A D’var Torah for Rosh Hashanah and Labor Day by Dora Chen
This year, Rosh Hashanah coincides with Labor Day. As a Jew of Color who also works as a union-side labor lawyer, this connection provides me with an opportunity to reflect on how, this Rosh Hashanah, we can re-commit to the fight against white supremacy and to dismantling structural racism in all of its forms.

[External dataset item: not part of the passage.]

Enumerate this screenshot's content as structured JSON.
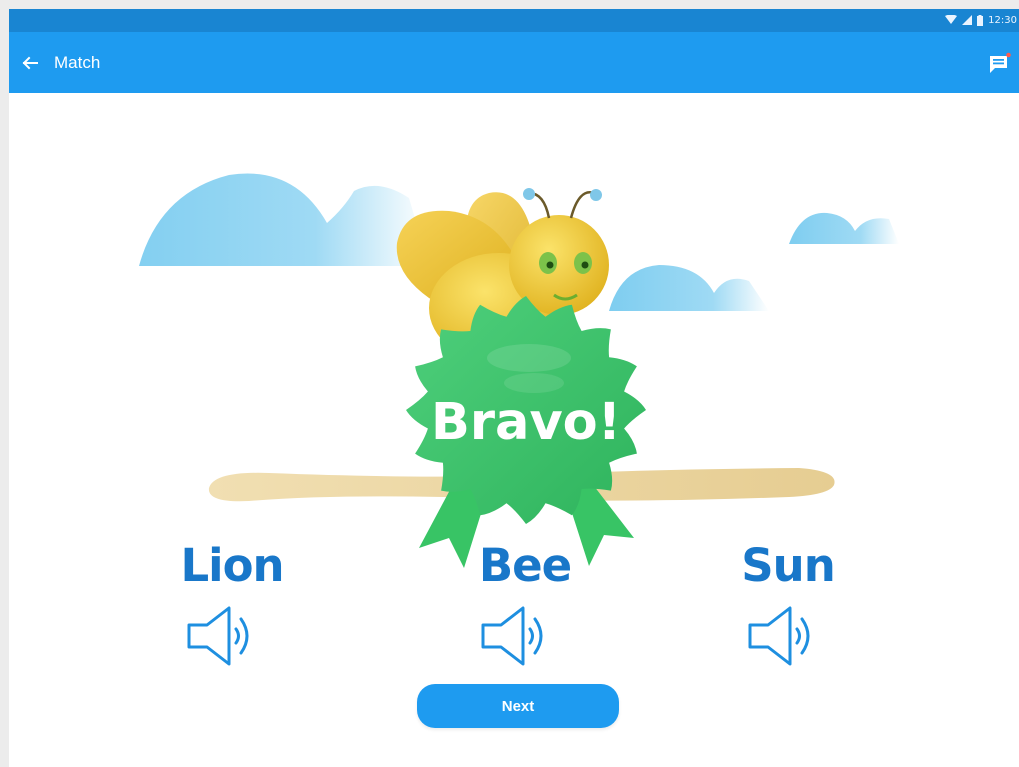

Earlier this summer, the New York Times reported that support among white Americans for the Black Lives Matter movement has dropped from its all-time high immediately following the killing of George Floyd. White support for the movement has actually declined to levels that existed before the killings of Breona Taylor, George Floyd, and Ahmaud Arbery. This was especially disheartening to read after many of us thought the racial justice protests of the summer of 2020 would have a lasting impact. Not only is achieving racial equity in itself a goal, but, as Heather McGhee has written, racism has “hidden costs” for white Americans too. This zero-sum thinking explains why we have not been able to achieve progressive policies that would have benefitted white working-class Americans as well as workers of color, ranging from raising the minimum wage to expanded healthcare coverage.
So, what would a long-term commitment to achieving racial equity look like? My experience with two important civic institutions — unions and temples — has been instructive. My union, the two-million member Service Employees International Union, was founded in 1921 as a multiracial union led by people of color and immigrants. Our members work in the service and care sectors of the economy as janitors, airport wheelchair attendants, healthcare workers, child care providers, and county and city workers, many of whom continued to work as front-line essential workers during the COVID pandemic. In 2016, at our union’s convention, our members affirmed as a fundamental principle that, in order to win economic justice for all working people, we must address systemic racism and tackle the legacy of slavery and segregation head-on. That is why SEIU has prioritized the passage of President Biden’s Build Back Better Care plan, which would invest an unprecedented $400 billion in the care economy and its predominantly women-of-color workforce — a workforce largely excluded from the National Labor Relations Act to win its passage during the New Deal.
But it’s not enough for SEIU to center racial equity in our organizing and legislative campaigns without also “living our values” inside our own organization. For that reason, SEIU has been engaged in a robust process to become an anti-racist organization with regard to its own staff and internal policies and practices. This process began with our elected leadership several years ago. Our vision is that true equity would include: power-sharing for staff of color, cross-racial solidarity between different groups, and working beyond allyship so that all staff members — including white staff — understand and own their stake in challenging racism and changing existing practices. By engaging in this transformational process, we will be a stronger union that will be able to fight even more effectively on behalf of our members and working people.
At my synagogue, Temple Sinai in Washington, DC, we have embarked on a similar effort through Multiracial Sinai, a standing committee whose explicit purpose is help the temple become an affirmatively anti-racist congregation. While Temple Sinai has a well-deserved reputation as a leader in social justice work, we also recognized that we had work to do inside our own congregation, particularly with regard to the experience of Jews and People of Color. (Temple Sinai is certainly not alone, as reflected in the recently-published study by the Jews of Color Initiative, which catalogued the experiences of Jews of Color in predominantly white Jewish spaces.) As part of our efforts, over 100 members of our congregation, including the entire clergy team and senior staff, have engaged in our Building Racial Stamina six-week discussion group developed by my fellow Temple Sinai board member Deitra Reiser, which challenges white Jews to reflect on their own racial identity, increase awareness of the historic impact of racism inside Judaism as well as in our broader society, and increase their “racial stamina” in talking about race. Multiracial Sinai is also actively engaged in our Racial Equity Project, in which committee members are working with the temple’s clergy and lay leadership to review all aspects of the temple’s practices and programs with a racial equity lens.
On Rosh Hashanah, the shofar calls us to awaken, to refocus our attention from all the distractions that are a part of everyday life. Listening to its blasts, we hold so many good intentions about the year to come. But that moment is fleeting. We know — and the New York Times survey confirms this — how distractible we are. That is why the robust structures for anti-racism work that SEIU and Temple Sinai are creating are so important. They give us a path to walk, a process to follow, and so they seek to avoid backsliding into complacency. We know that undoing the centuries of slavery and entrenched racial discrimination will not be completed in a year. We are living by the directive from Pirkei Avot: “You are not obligated to complete the work, but neither are you free to desist from it.”
Dora Chen is an Associate General Counsel at the Service Employees International Union, where she is Counsel to SEIU’s Political Programs. She also serves on the Board of Trustees at Temple Sinai in Washington, DC.